» Action item
Would you please return every line from the listing that contains the word "ONLINE"?

» Data listing

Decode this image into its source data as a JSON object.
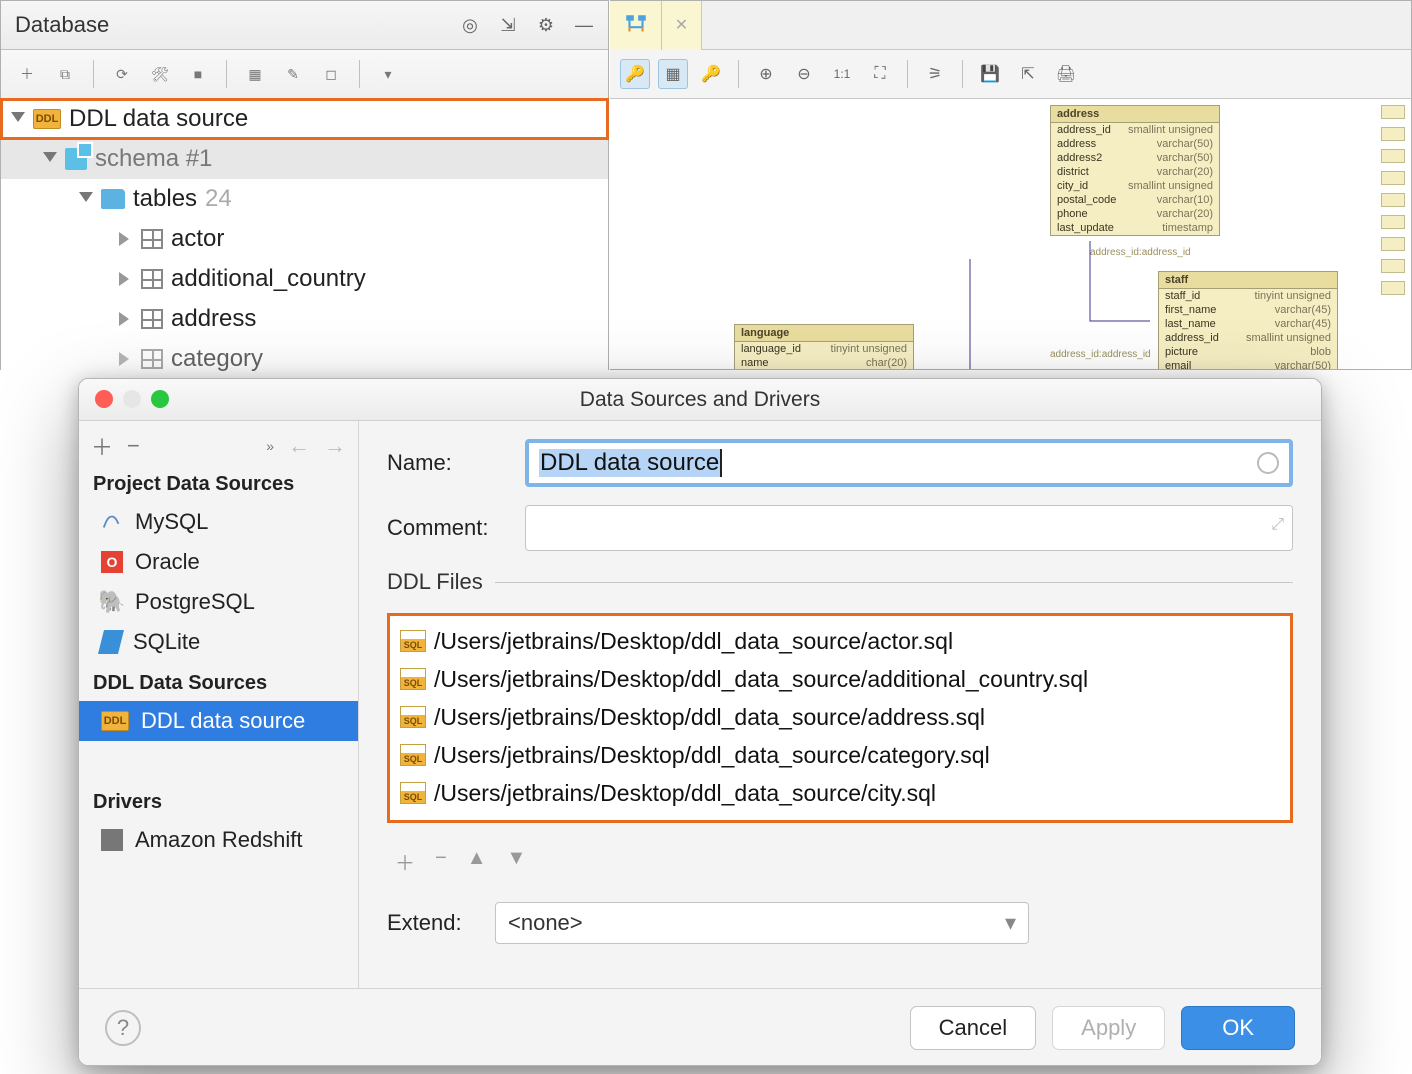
{
  "toolWindow": {
    "title": "Database"
  },
  "tree": {
    "root": "DDL data source",
    "schema": "schema #1",
    "tablesLabel": "tables",
    "tablesCount": "24",
    "tables": [
      "actor",
      "additional_country",
      "address",
      "category"
    ]
  },
  "erd": {
    "address": {
      "title": "address",
      "cols": [
        [
          "address_id",
          "smallint unsigned"
        ],
        [
          "address",
          "varchar(50)"
        ],
        [
          "address2",
          "varchar(50)"
        ],
        [
          "district",
          "varchar(20)"
        ],
        [
          "city_id",
          "smallint unsigned"
        ],
        [
          "postal_code",
          "varchar(10)"
        ],
        [
          "phone",
          "varchar(20)"
        ],
        [
          "last_update",
          "timestamp"
        ]
      ],
      "fk": "address_id:address_id"
    },
    "staff": {
      "title": "staff",
      "cols": [
        [
          "staff_id",
          "tinyint unsigned"
        ],
        [
          "first_name",
          "varchar(45)"
        ],
        [
          "last_name",
          "varchar(45)"
        ],
        [
          "address_id",
          "smallint unsigned"
        ],
        [
          "picture",
          "blob"
        ],
        [
          "email",
          "varchar(50)"
        ]
      ],
      "fk": "address_id:address_id"
    },
    "language": {
      "title": "language",
      "cols": [
        [
          "language_id",
          "tinyint unsigned"
        ],
        [
          "name",
          "char(20)"
        ]
      ]
    }
  },
  "dialog": {
    "title": "Data Sources and Drivers",
    "left": {
      "projectHead": "Project Data Sources",
      "project": [
        "MySQL",
        "Oracle",
        "PostgreSQL",
        "SQLite"
      ],
      "ddlHead": "DDL Data Sources",
      "ddl": [
        "DDL data source"
      ],
      "driversHead": "Drivers",
      "drivers": [
        "Amazon Redshift"
      ]
    },
    "nameLabel": "Name:",
    "nameValue": "DDL data source",
    "commentLabel": "Comment:",
    "filesLabel": "DDL Files",
    "files": [
      "/Users/jetbrains/Desktop/ddl_data_source/actor.sql",
      "/Users/jetbrains/Desktop/ddl_data_source/additional_country.sql",
      "/Users/jetbrains/Desktop/ddl_data_source/address.sql",
      "/Users/jetbrains/Desktop/ddl_data_source/category.sql",
      "/Users/jetbrains/Desktop/ddl_data_source/city.sql"
    ],
    "extendLabel": "Extend:",
    "extendValue": "<none>",
    "buttons": {
      "cancel": "Cancel",
      "apply": "Apply",
      "ok": "OK"
    }
  }
}
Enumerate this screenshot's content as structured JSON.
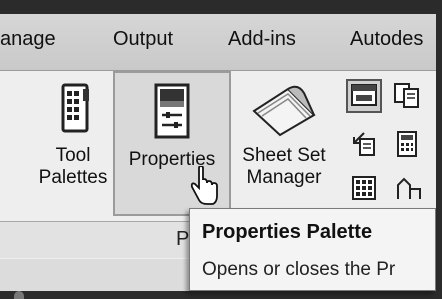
{
  "tabs": [
    {
      "label": "anage"
    },
    {
      "label": "Output"
    },
    {
      "label": "Add-ins"
    },
    {
      "label": "Autodes"
    }
  ],
  "tools": {
    "tool_palettes": {
      "line1": "Tool",
      "line2": "Palettes"
    },
    "properties": {
      "label": "Properties"
    },
    "sheet_set_manager": {
      "line1": "Sheet Set",
      "line2": "Manager"
    }
  },
  "panel": {
    "title_partial": "P"
  },
  "tooltip": {
    "title": "Properties Palette",
    "description": "Opens or closes the Pr"
  }
}
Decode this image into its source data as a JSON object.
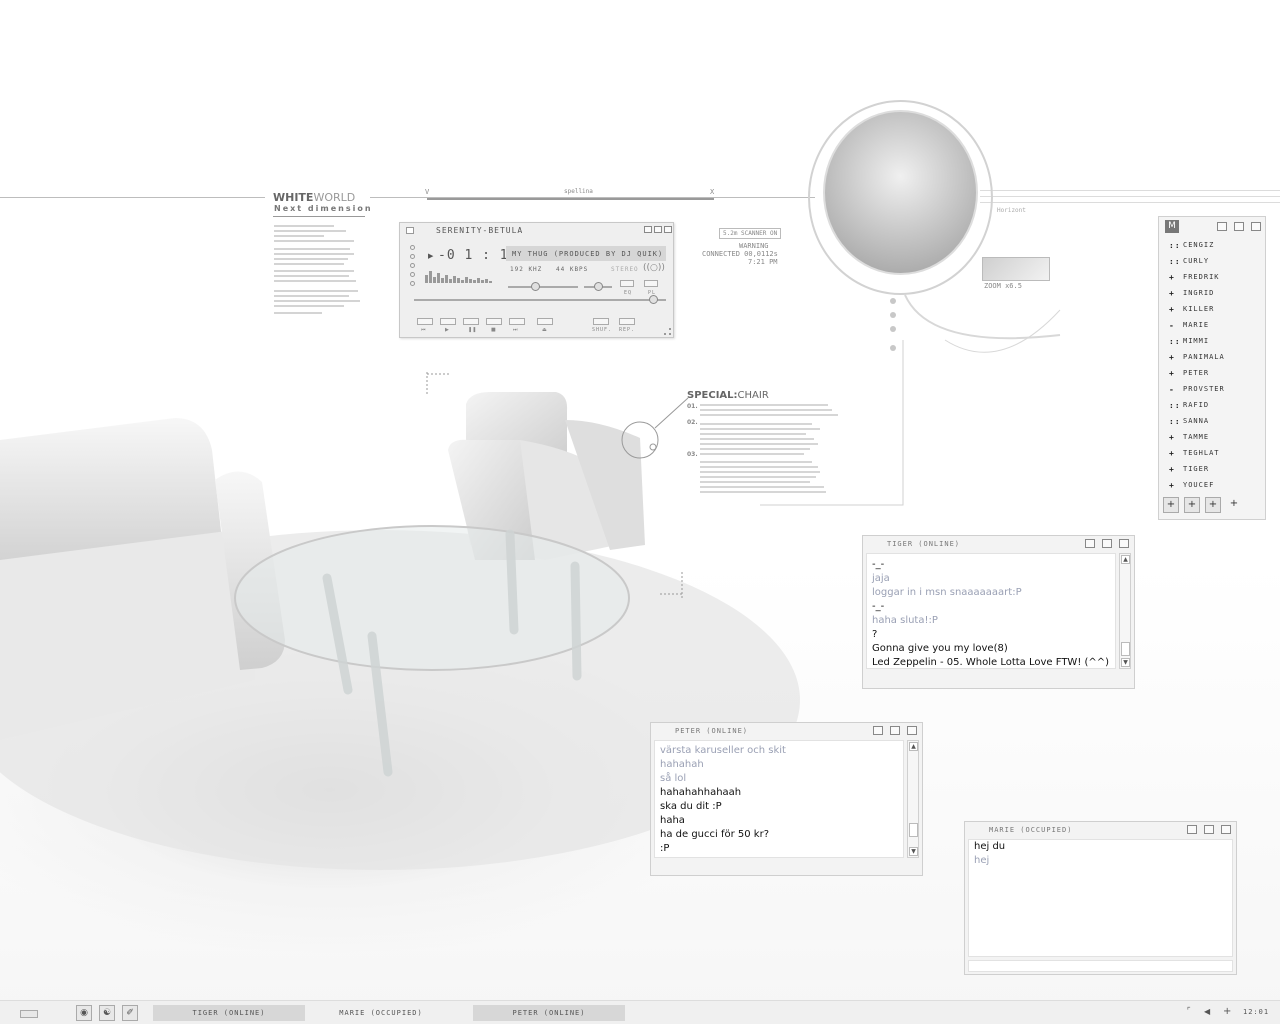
{
  "whiteworld": {
    "title_bold": "WHITE",
    "title_light": "WORLD",
    "subtitle": "Next dimension"
  },
  "hud": {
    "axis_v": "V",
    "axis_x": "X",
    "axis_mid": "spellina",
    "scanner": "5.2m SCANNER ON",
    "warning": "WARNING",
    "connected": "CONNECTED 00,0112s",
    "time": "7:21 PM",
    "zoom": "ZOOM x6.5",
    "horizont": "Horizont"
  },
  "special": {
    "title_bold": "SPECIAL:",
    "title_light": "CHAIR",
    "items": [
      "01.",
      "02.",
      "03."
    ]
  },
  "player": {
    "title": "SERENITY-BETULA",
    "time": "-0 1 : 1 2",
    "track": "MY THUG (PRODUCED BY DJ QUIK)",
    "khz": "192 KHZ",
    "kbps": "44 KBPS",
    "stereo": "STEREO",
    "eq": "EQ",
    "pl": "PL",
    "shuf": "SHUF.",
    "rep": "REP.",
    "volume": 0.38,
    "balance": 0.5,
    "seek": 0.95
  },
  "buddylist": {
    "menu": "M",
    "buddies": [
      {
        "status": "::",
        "name": "CENGIZ"
      },
      {
        "status": "::",
        "name": "CURLY"
      },
      {
        "status": "+",
        "name": "FREDRIK"
      },
      {
        "status": "+",
        "name": "INGRID"
      },
      {
        "status": "+",
        "name": "KILLER"
      },
      {
        "status": "-",
        "name": "MARIE"
      },
      {
        "status": "::",
        "name": "MIMMI"
      },
      {
        "status": "+",
        "name": "PANIMALA"
      },
      {
        "status": "+",
        "name": "PETER"
      },
      {
        "status": "-",
        "name": "PROVSTER"
      },
      {
        "status": "::",
        "name": "RAFID"
      },
      {
        "status": "::",
        "name": "SANNA"
      },
      {
        "status": "+",
        "name": "TAMME"
      },
      {
        "status": "+",
        "name": "TEGHLAT"
      },
      {
        "status": "+",
        "name": "TIGER"
      },
      {
        "status": "+",
        "name": "YOUCEF"
      }
    ],
    "buttons": [
      "+",
      "+",
      "+",
      "+"
    ]
  },
  "chats": {
    "tiger": {
      "title": "TIGER (ONLINE)",
      "messages": [
        {
          "from": "them",
          "text": "-_-"
        },
        {
          "from": "me",
          "text": "jaja"
        },
        {
          "from": "me",
          "text": "loggar in i msn snaaaaaaart:P"
        },
        {
          "from": "them",
          "text": "-_-"
        },
        {
          "from": "me",
          "text": "haha sluta!:P"
        },
        {
          "from": "them",
          "text": "?"
        },
        {
          "from": "them",
          "text": "Gonna give you my love(8)"
        },
        {
          "from": "them",
          "text": "Led Zeppelin - 05. Whole Lotta Love FTW! (^^)"
        }
      ]
    },
    "peter": {
      "title": "PETER (ONLINE)",
      "messages": [
        {
          "from": "me",
          "text": "värsta karuseller och skit"
        },
        {
          "from": "me",
          "text": "hahahah"
        },
        {
          "from": "me",
          "text": "så lol"
        },
        {
          "from": "them",
          "text": "hahahahhahaah"
        },
        {
          "from": "them",
          "text": "ska du dit :P"
        },
        {
          "from": "them",
          "text": "haha"
        },
        {
          "from": "them",
          "text": "ha de gucci för 50 kr?"
        },
        {
          "from": "them",
          "text": ":P"
        }
      ]
    },
    "marie": {
      "title": "MARIE (OCCUPIED)",
      "messages": [
        {
          "from": "them",
          "text": "hej du"
        },
        {
          "from": "me",
          "text": "hej"
        }
      ]
    }
  },
  "taskbar": {
    "tasks": [
      {
        "label": "TIGER (ONLINE)",
        "active": true
      },
      {
        "label": "MARIE (OCCUPIED)",
        "active": false
      },
      {
        "label": "PETER (ONLINE)",
        "active": true
      }
    ],
    "clock": "12:01"
  }
}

» Answer below
      "title": "TIGER (ONLINE)",
      "title": "PETER (ONLINE)",
        "label": "TIGER (ONLINE)",
        "label": "PETER (ONLINE)",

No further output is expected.